Alex emailed me almost immediately after I created my account and took the quiz, letting me know she's working on a dining table shortlist and asking me to share any mood boards or images I liked if I felt inclined to do so (a step that is completely optional and in my case, I don't think was much helpful to poor Alex since my Pinterest board titled 'beautiful interiors' is a very varied medley of different styles for different rooms that I've collected over many years).
For Alex to put together a list of possible choices, it took a couple of days. And that would be a repeated trend with every request I would feed back to her and require a new list. I personally thought it could be a bit quicker especially as the selection is created in tandem with AI but I might be overly demanding here.
Alex was extremely responsive and helpful though with request and enquiry from my side tended to. I was most happy with her selection of dining chairs which finally made me settle on a specific style. And when asked if she could find cheaper alternatives for my chosen wishbone chair, she readily provided four other options.
Would I recommend Flitch?
With its affordable service, I think Flitch is filling a gap in the market. Interior designers charge about £200 per hour on average (or more) and interior stylists mainly work on commercial projects, so a professional helping hand in decorating a home that doesn’t break the bank is unattainable for most.
The only critique I have is that for me, the title of an interior stylist is slightly misleading. I would brand them more as personal shoppers as the majority of the service entails furniture shopping with very little styling. But I am aware that the Standard plan, that helps you furnish a whole room, does include an inspiration mood board which consists of the chosen pieces of furniture styled together to give you a better sense of how it will all look combined. That is where the styling part comes in.
Who do I think Flitch is best suited for? Anyone that doesn’t particularly enjoy (or isn’t very good at) scouring the whole of the furniture market to find the one best suited piece of furniture. Flitch will also probably introduce you to brands you’ve either never heard or wouldn’t have thought of looking to.

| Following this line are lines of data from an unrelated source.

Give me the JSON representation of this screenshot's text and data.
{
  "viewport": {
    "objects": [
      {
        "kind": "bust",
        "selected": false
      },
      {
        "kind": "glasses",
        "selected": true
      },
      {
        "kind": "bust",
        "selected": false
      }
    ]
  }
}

But perhaps my favourite part of the service is that if your stylist fails to find you what you’re looking for, then you get all of your money back. So they really strive to keep their customers happy. And the sweet discount ranging from 5% to 15% (depending on your chosen plan) on all furniture sold through Flitch (which ranges from Dunelm to La Redoute) is not bad either.
Get the Ideal Home Newsletter

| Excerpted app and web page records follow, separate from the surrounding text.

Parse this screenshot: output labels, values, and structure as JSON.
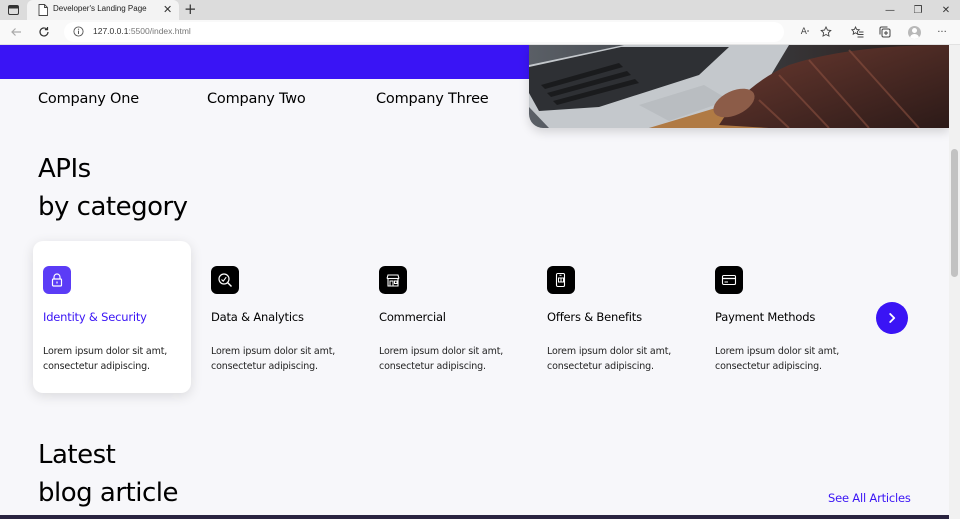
{
  "browser": {
    "tab_title": "Developer's Landing Page",
    "tab_close": "✕",
    "new_tab": "+",
    "url_host": "127.0.0.1",
    "url_rest": ":5500/index.html",
    "window_controls": [
      "—",
      "❐",
      "✕"
    ],
    "read_aloud": "A",
    "more": "···"
  },
  "companies": [
    "Company One",
    "Company Two",
    "Company Three"
  ],
  "apis": {
    "title_line1": "APIs",
    "title_line2": "by category",
    "categories": [
      {
        "name": "Identity & Security",
        "description": "Lorem ipsum dolor sit amt, consectetur adipiscing.",
        "icon": "lock-icon",
        "active": true
      },
      {
        "name": "Data & Analytics",
        "description": "Lorem ipsum dolor sit amt, consectetur adipiscing.",
        "icon": "chart-search-icon",
        "active": false
      },
      {
        "name": "Commercial",
        "description": "Lorem ipsum dolor sit amt, consectetur adipiscing.",
        "icon": "store-icon",
        "active": false
      },
      {
        "name": "Offers & Benefits",
        "description": "Lorem ipsum dolor sit amt, consectetur adipiscing.",
        "icon": "gift-phone-icon",
        "active": false
      },
      {
        "name": "Payment Methods",
        "description": "Lorem ipsum dolor sit amt, consectetur adipiscing.",
        "icon": "credit-card-icon",
        "active": false
      }
    ]
  },
  "blog": {
    "title_line1": "Latest",
    "title_line2": "blog article",
    "see_all": "See All Articles"
  },
  "colors": {
    "accent": "#3a14f5",
    "active_icon": "#5b3cf6",
    "page_bg": "#f7f7fa"
  }
}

Sign up to our newsletter for style and decor inspiration, house makeovers, project advice and more.
Sara Hesikova has been Ideal Home’s News Writer since July 2023, bringing the Ideal Home’s readership breaking news stories from the world of home and interiors. Graduating from London College of Fashion with a bachelor’s degree in fashion journalism in 2016, she got her start in niche fashion and lifestyle magazines like Glass and Alvar as a writer and editor before making the leap into interiors. She feels the two are intrinsically connected - if someone puts an effort into what they wear, they most likely also care about what they surround themselves with.
Here's how to get rid of a mattress that's seen better days
Making room for a lovely new mattress? Here's how to get rid of a mattress that's seen better days, whether recycling, selling or donating
By Katie Sims
This stunning kitchen makeover is a unique blend of minimal Scandi design and Victorian character
Getting the colour right was key to this makeover
By Laurie Davidson
Pantone announced its colour of the year for 2024 – it’s the nurturing, mood-boosting shade no one saw coming
This is the soothing shade that’s set to be everywhere next year – meet Peach Fuzz, Pantone’s colour of the year 2024
By Sara Hesikova